INFORMATION SHOWN:
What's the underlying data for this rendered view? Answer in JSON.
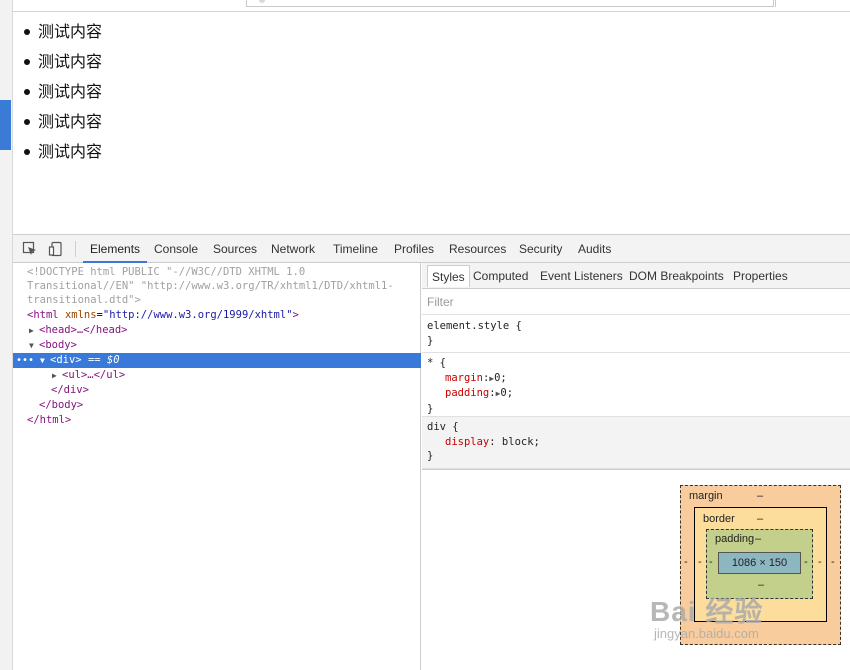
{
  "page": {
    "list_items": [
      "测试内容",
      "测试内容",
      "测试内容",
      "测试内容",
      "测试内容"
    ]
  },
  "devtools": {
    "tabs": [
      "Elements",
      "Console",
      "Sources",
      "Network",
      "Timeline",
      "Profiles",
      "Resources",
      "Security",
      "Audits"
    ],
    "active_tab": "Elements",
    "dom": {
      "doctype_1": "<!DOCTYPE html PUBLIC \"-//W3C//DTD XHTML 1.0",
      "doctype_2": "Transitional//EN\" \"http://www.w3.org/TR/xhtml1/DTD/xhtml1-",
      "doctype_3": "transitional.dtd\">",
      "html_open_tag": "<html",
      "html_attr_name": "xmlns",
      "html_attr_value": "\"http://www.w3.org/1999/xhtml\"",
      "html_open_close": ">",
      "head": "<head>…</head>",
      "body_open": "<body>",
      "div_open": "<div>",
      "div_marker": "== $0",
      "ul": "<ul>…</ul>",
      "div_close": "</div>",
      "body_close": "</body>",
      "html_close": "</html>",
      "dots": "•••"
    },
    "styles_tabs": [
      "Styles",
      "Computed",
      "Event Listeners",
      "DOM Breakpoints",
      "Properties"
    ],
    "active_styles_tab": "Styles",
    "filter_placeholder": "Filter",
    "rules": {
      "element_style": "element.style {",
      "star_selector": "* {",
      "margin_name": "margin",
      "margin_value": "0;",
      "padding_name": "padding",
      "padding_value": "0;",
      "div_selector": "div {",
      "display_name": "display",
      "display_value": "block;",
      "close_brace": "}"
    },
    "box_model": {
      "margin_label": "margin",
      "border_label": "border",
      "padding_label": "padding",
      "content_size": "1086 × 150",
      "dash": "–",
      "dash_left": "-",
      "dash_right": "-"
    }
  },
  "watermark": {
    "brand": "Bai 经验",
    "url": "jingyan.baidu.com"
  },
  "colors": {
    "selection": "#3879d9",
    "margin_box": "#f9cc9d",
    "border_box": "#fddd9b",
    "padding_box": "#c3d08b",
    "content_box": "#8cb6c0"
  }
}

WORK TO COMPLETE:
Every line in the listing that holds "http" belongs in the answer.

SOLUTION FOR THIS PROBLEM:
      "doctype_2": "Transitional//EN\" \"http://www.w3.org/TR/xhtml1/DTD/xhtml1-",
      "html_attr_value": "\"http://www.w3.org/1999/xhtml\"",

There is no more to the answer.